Reach out to men in your life
April 25, 2021
Be strong. Be a support system. Be immune to pain. Do not display weakness. Do not admit you are suffering. Do not bestow vulnerability. The unspoken messages of toxic masculinity do incredible damage to a space where growth is essential– mens’ mental health. Depression is not subject to a gender. Having X and Y chromosomes does not provide immunity to struggle. Men do not deserve to be shamed for admitting they are not emotionally bulletproof.
The positive statistics of men and mental health are unsettlingly vague. It is heart-rendering to know that 49 percent of men do not admit the severity of their mental state. That means nearly half of men who suffer do so silently. Men are also less likely to admit to being afflicted by suicidal thoughts, but the suicide rates for men are four times higher than for females.
I am not a man. I have no idea what it means to feel pressured to struggle silently because of how society wants me to portray myself.
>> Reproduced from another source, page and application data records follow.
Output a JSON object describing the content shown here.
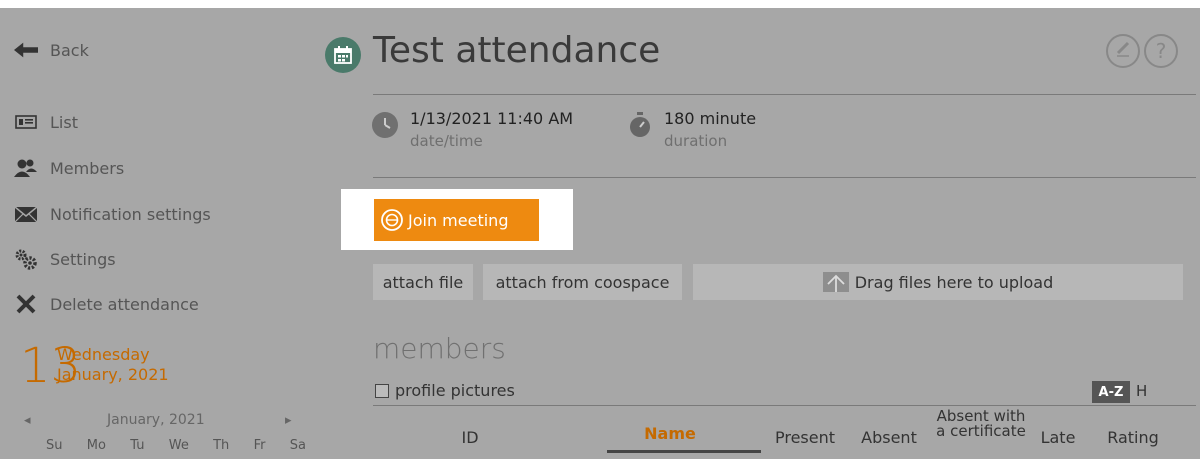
{
  "sidebar": {
    "back_label": "Back",
    "items": [
      {
        "label": "List",
        "icon": "list-card-icon"
      },
      {
        "label": "Members",
        "icon": "members-icon"
      },
      {
        "label": "Notification settings",
        "icon": "envelope-icon"
      },
      {
        "label": "Settings",
        "icon": "gears-icon"
      },
      {
        "label": "Delete attendance",
        "icon": "x-icon"
      }
    ],
    "date": {
      "day": "13",
      "weekday": "Wednesday",
      "month_year": "January, 2021"
    },
    "mini_calendar": {
      "month_label": "January, 2021",
      "weekdays": [
        "Su",
        "Mo",
        "Tu",
        "We",
        "Th",
        "Fr",
        "Sa"
      ]
    }
  },
  "header": {
    "title": "Test attendance"
  },
  "meta": {
    "datetime_value": "1/13/2021 11:40 AM",
    "datetime_label": "date/time",
    "duration_value": "180 minute",
    "duration_label": "duration"
  },
  "actions": {
    "join_label": "Join meeting",
    "attach_file_label": "attach file",
    "attach_coospace_label": "attach from coospace",
    "drop_label": "Drag files here to upload"
  },
  "members": {
    "heading": "members",
    "profile_pictures_label": "profile pictures",
    "sort_az": "A-Z",
    "sort_h": "H",
    "columns": [
      "ID",
      "Name",
      "Present",
      "Absent",
      "Absent with a certificate",
      "Late",
      "Rating"
    ]
  },
  "colors": {
    "accent": "#ee8a10",
    "date_orange": "#c56a00",
    "background": "#a7a7a7"
  }
}
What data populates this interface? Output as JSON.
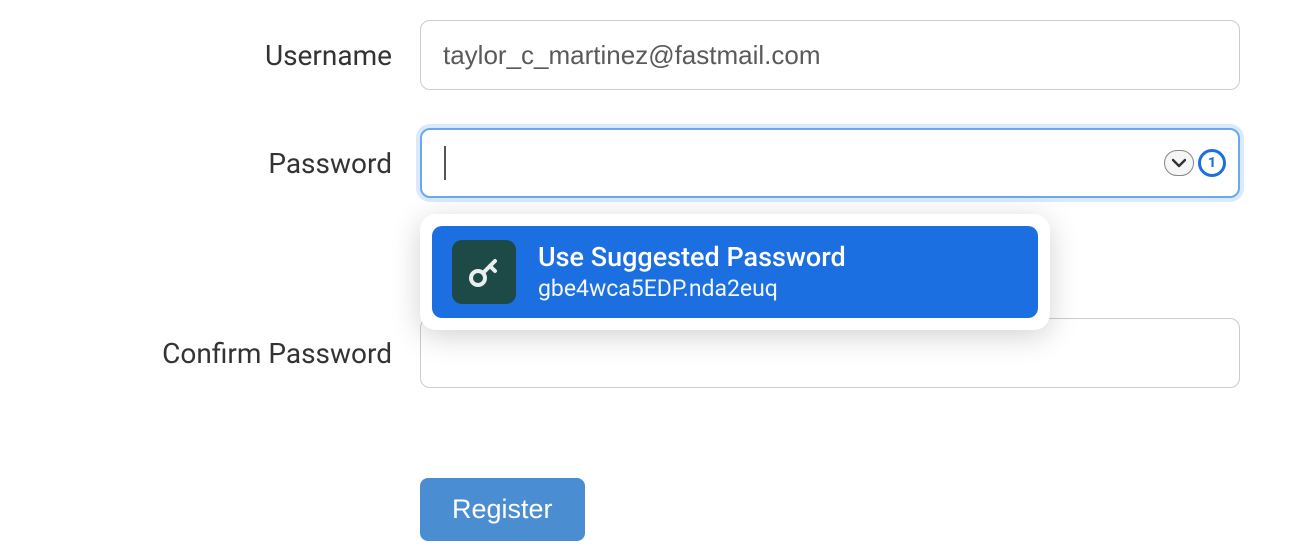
{
  "form": {
    "username": {
      "label": "Username",
      "value": "taylor_c_martinez@fastmail.com"
    },
    "password": {
      "label": "Password",
      "value": ""
    },
    "confirm": {
      "label": "Confirm Password",
      "value": ""
    },
    "submit_label": "Register"
  },
  "password_manager": {
    "suggest_title": "Use Suggested Password",
    "suggested_value": "gbe4wca5EDP.nda2euq",
    "brand_glyph": "1"
  }
}
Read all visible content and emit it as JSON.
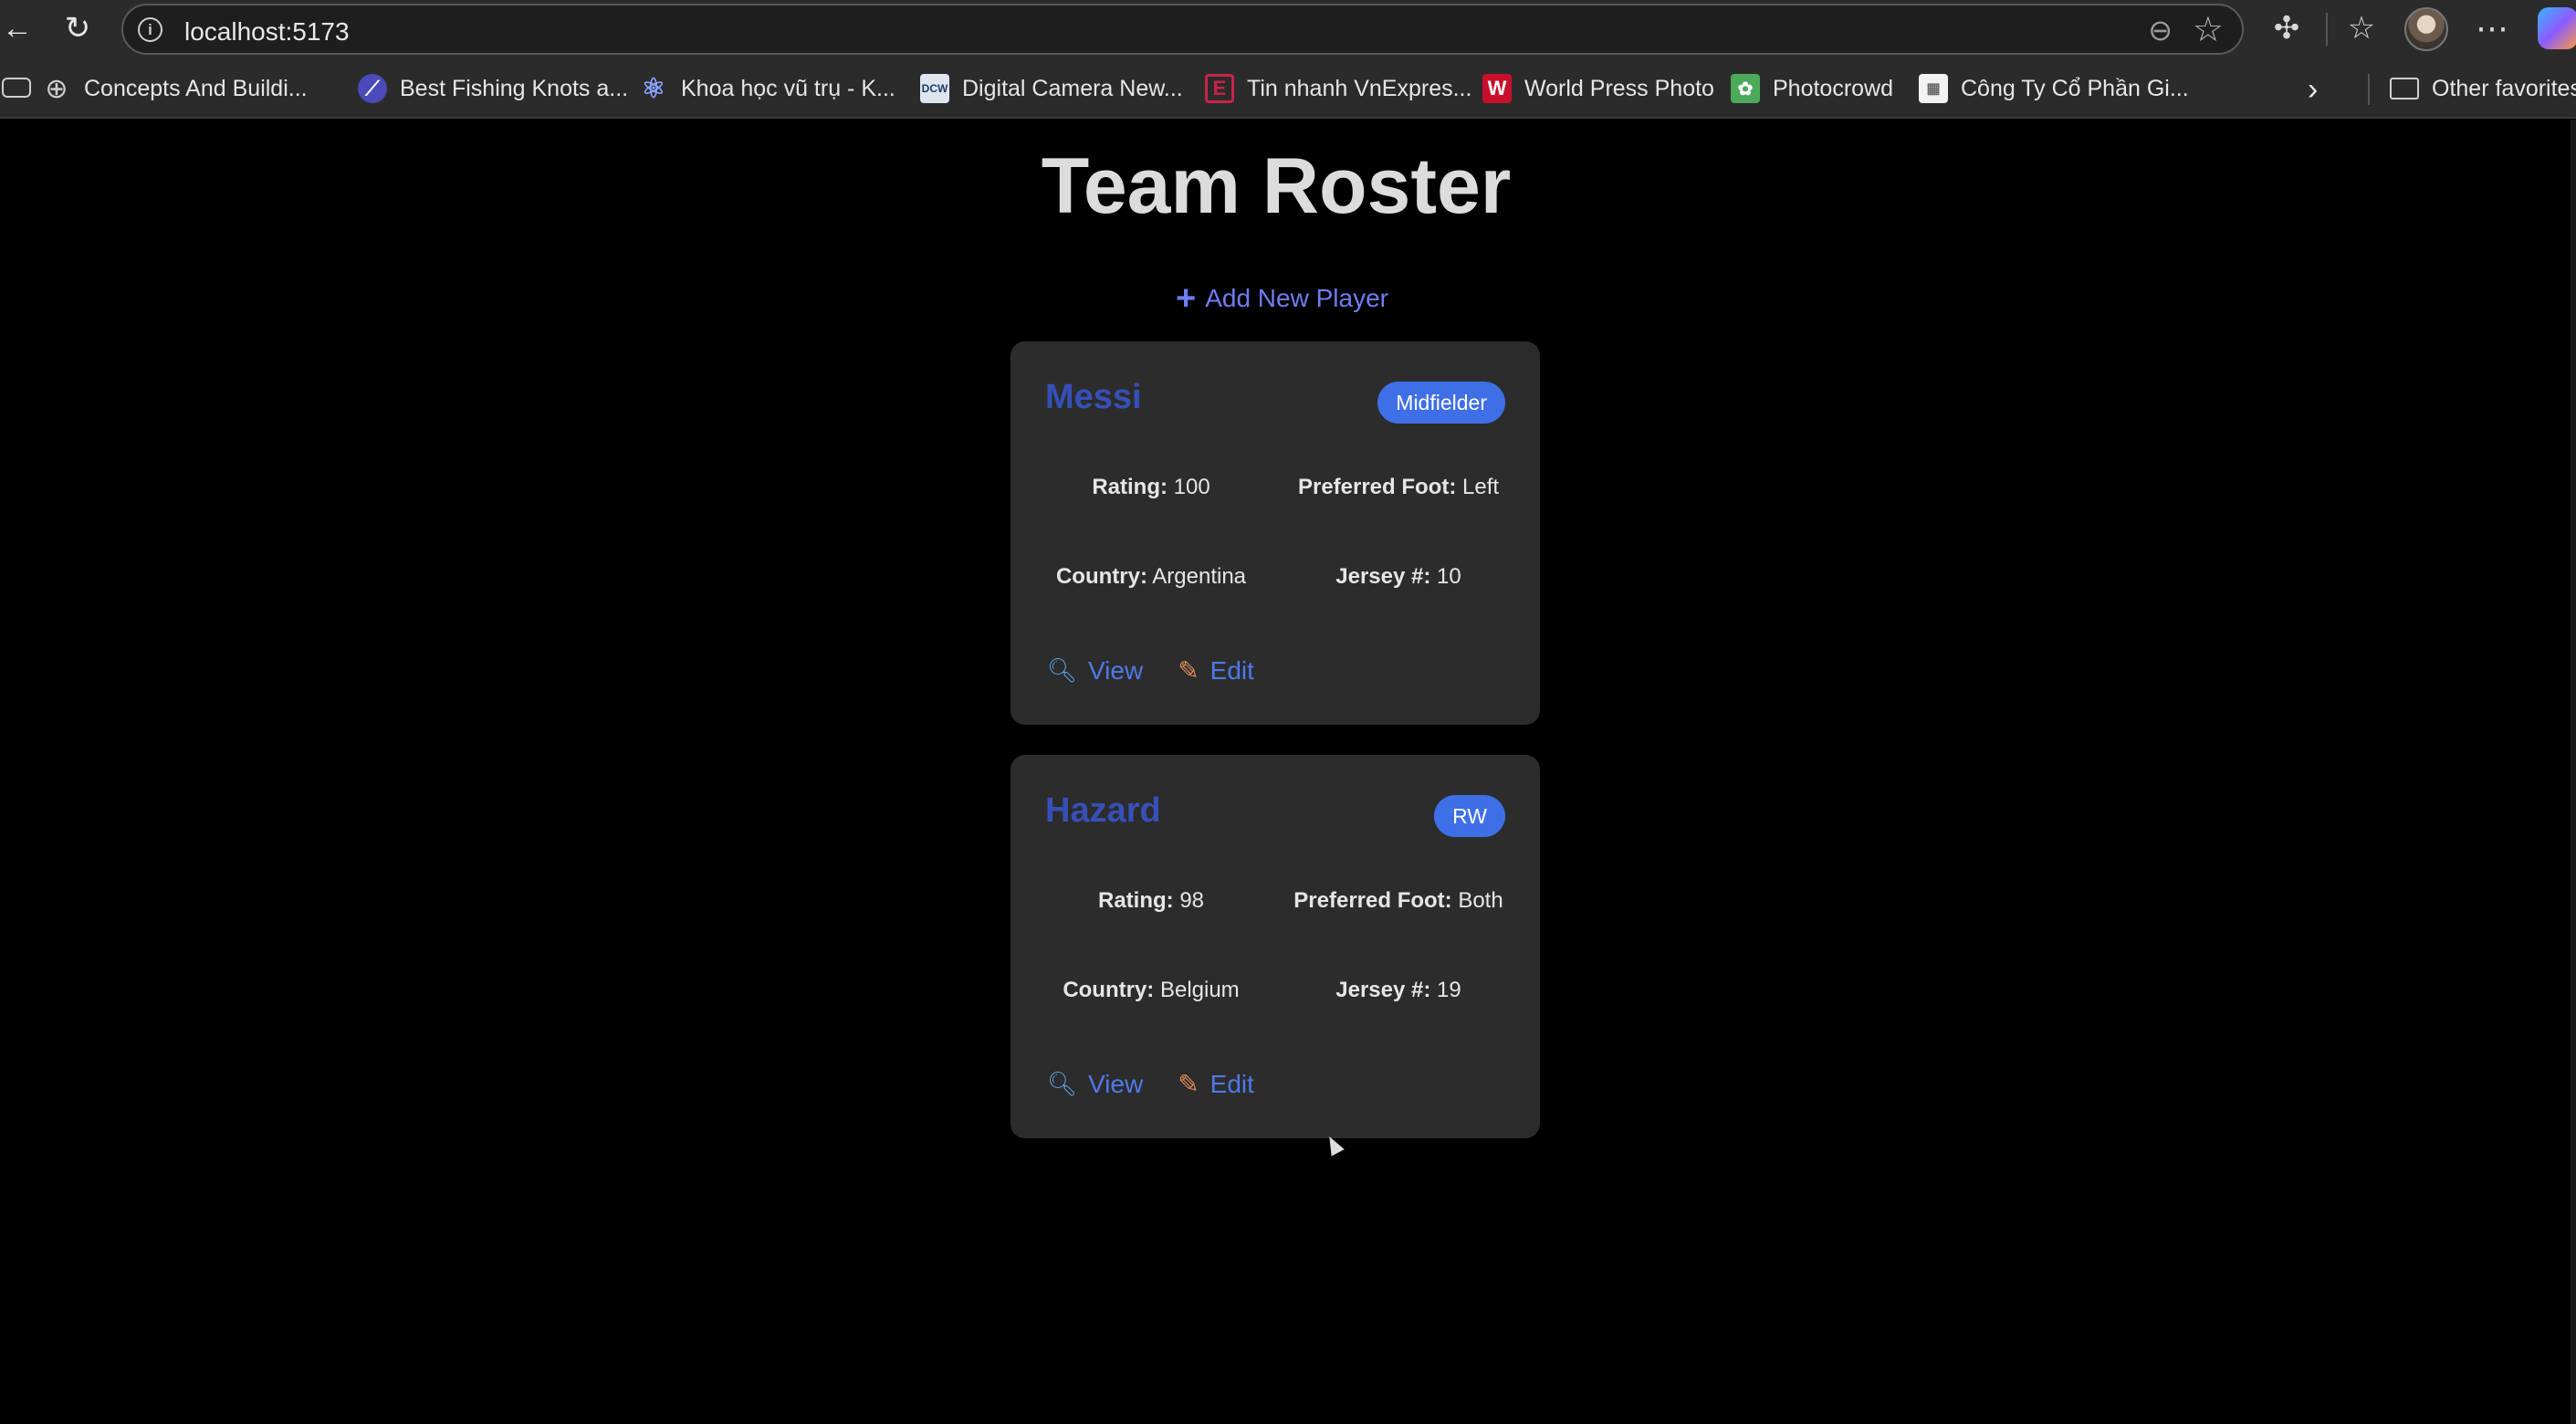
{
  "browser": {
    "url": "localhost:5173",
    "bookmarks": [
      {
        "label": "Concepts And Buildi...",
        "icon": "globe-icon"
      },
      {
        "label": "Best Fishing Knots a...",
        "icon": "fishing-icon"
      },
      {
        "label": "Khoa học vũ trụ - K...",
        "icon": "atom-icon"
      },
      {
        "label": "Digital Camera New...",
        "icon": "dcw-icon",
        "icon_text": "DCW"
      },
      {
        "label": "Tin nhanh VnExpres...",
        "icon": "vnexpress-icon",
        "icon_text": "E"
      },
      {
        "label": "World Press Photo",
        "icon": "wpp-icon",
        "icon_text": "W"
      },
      {
        "label": "Photocrowd",
        "icon": "photocrowd-icon"
      },
      {
        "label": "Công Ty Cổ Phần Gi...",
        "icon": "company-icon"
      }
    ],
    "other_favorites": "Other favorites"
  },
  "page": {
    "title": "Team Roster",
    "add_player_label": "Add New Player",
    "players": [
      {
        "name": "Messi",
        "position": "Midfielder",
        "rating_label": "Rating:",
        "rating": "100",
        "foot_label": "Preferred Foot:",
        "foot": "Left",
        "country_label": "Country:",
        "country": "Argentina",
        "jersey_label": "Jersey #:",
        "jersey": "10",
        "view_label": "View",
        "edit_label": "Edit"
      },
      {
        "name": "Hazard",
        "position": "RW",
        "rating_label": "Rating:",
        "rating": "98",
        "foot_label": "Preferred Foot:",
        "foot": "Both",
        "country_label": "Country:",
        "country": "Belgium",
        "jersey_label": "Jersey #:",
        "jersey": "19",
        "view_label": "View",
        "edit_label": "Edit"
      }
    ]
  },
  "colors": {
    "accent_link": "#6f7ef0",
    "player_name": "#3650b8",
    "badge": "#3f6fe6",
    "card_bg": "#2c2c2c",
    "page_bg": "#000000"
  }
}
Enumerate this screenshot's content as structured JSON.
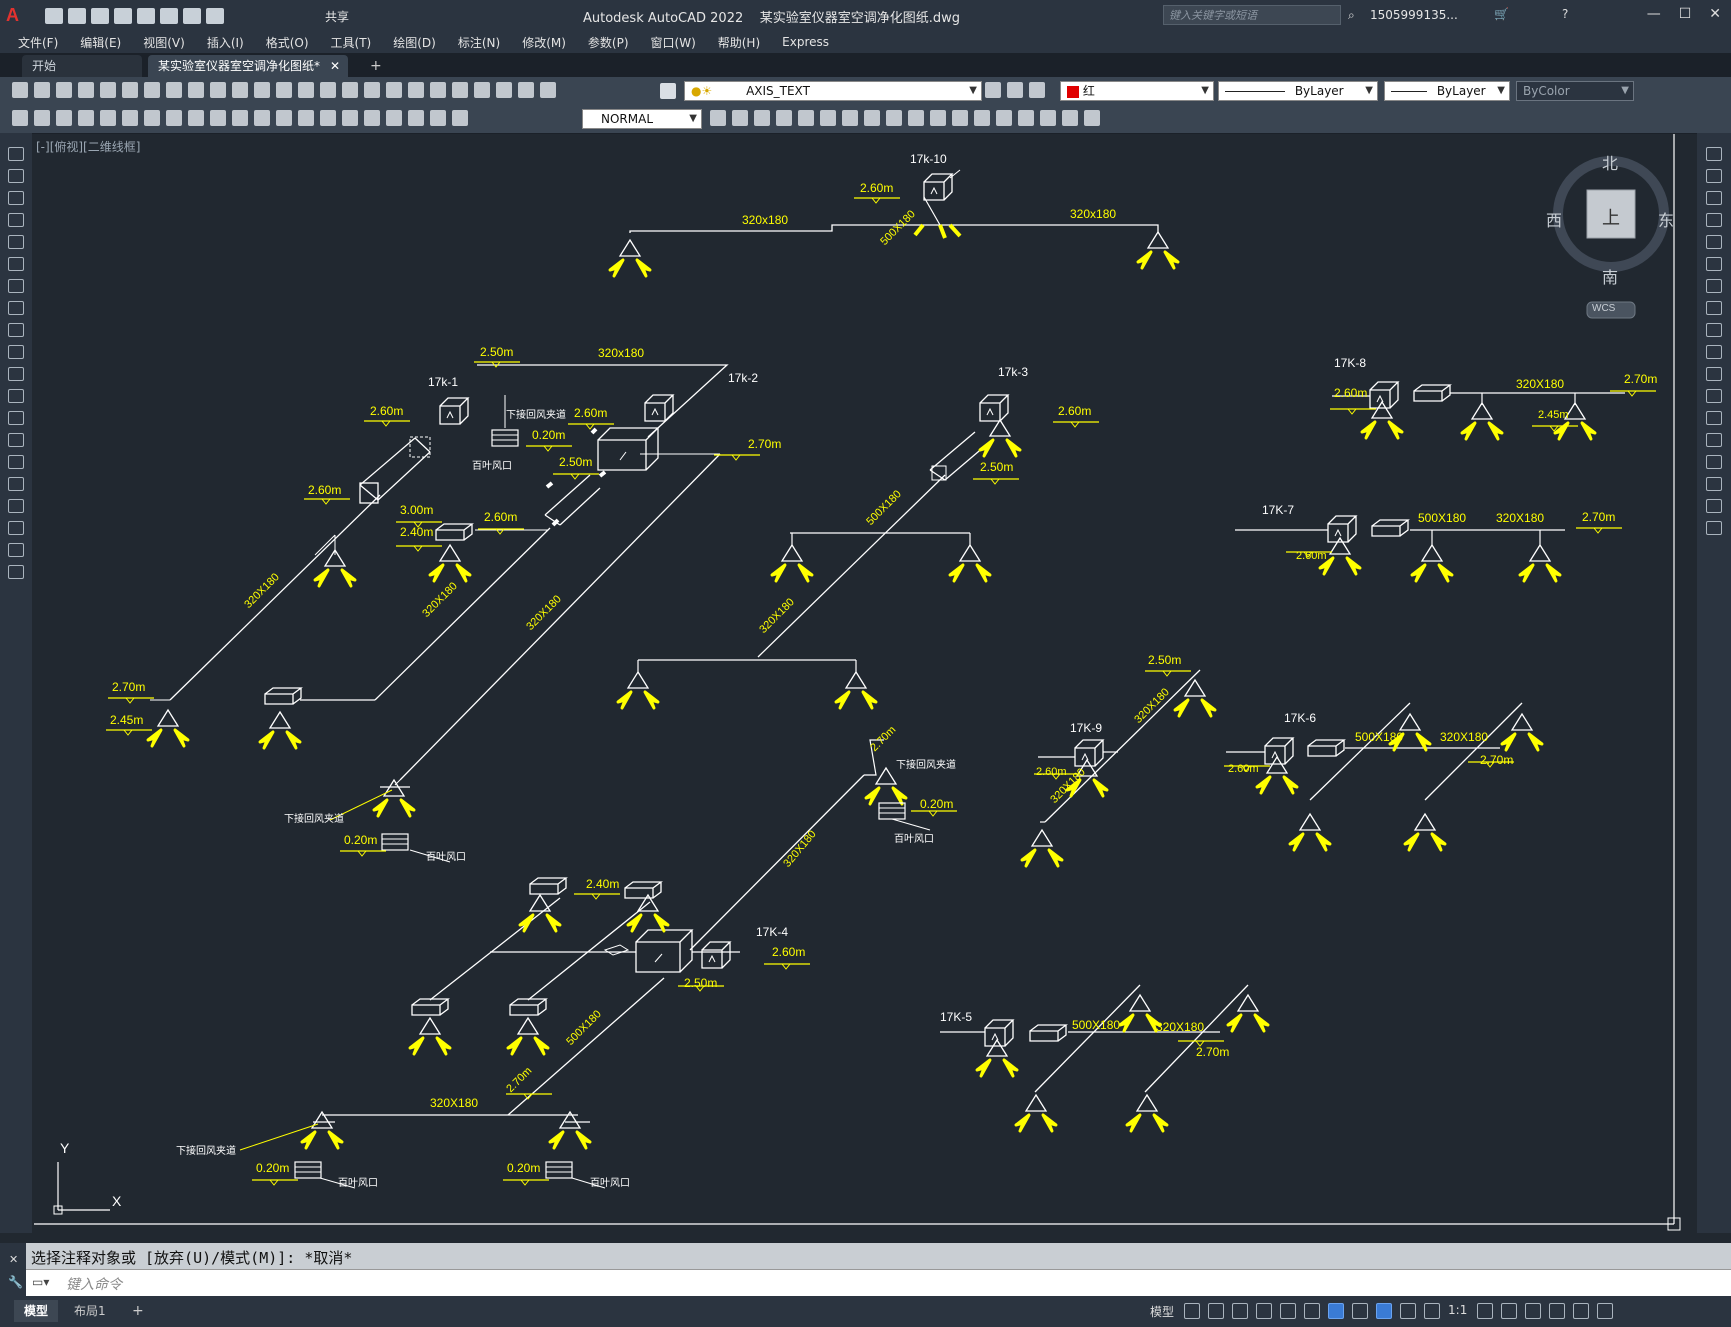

My point is not to speak on behalf of men. I hope to encourage others, along with myself, to reach out to the boys in your life that are showing signs that they are struggling.
With depression, there is not one telltale sign that a boy might be suffering; some might come off irritable or dismissive, while others could become distant and closed off. Depression does not take one form. Knowing that something seems negatively unusual about a person is enough to show concern. It is worth risking “being annoying” about asking if somebody is alright if it means potentially saving a life.
Many men will not accept your support. Society has built a stigma for men to feel shame for allowing mental aid. That in itself is devastating. But a vital piece in being a female ally in male mental health advocacy is being consistent in your presence. Be there. Displaying your willingness to reach out a hand will generate an atmosphere in which a boy might be inclined to open up. But there are also instances where a human being needs space to be independent, so recognizing and acknowledging that is also crucial.
With all of this in mind, Remind yourself that you are not a professional or responsible to take on others’ burdens. Offer personal advice and comfort, but know there are professional resources available to help a person suffering from mental health issues. You are not responsible for miraculously curing one’s depression or anxiety. Your companionship and eagerness to search for professional advice are enough to show you care about one’s well-being.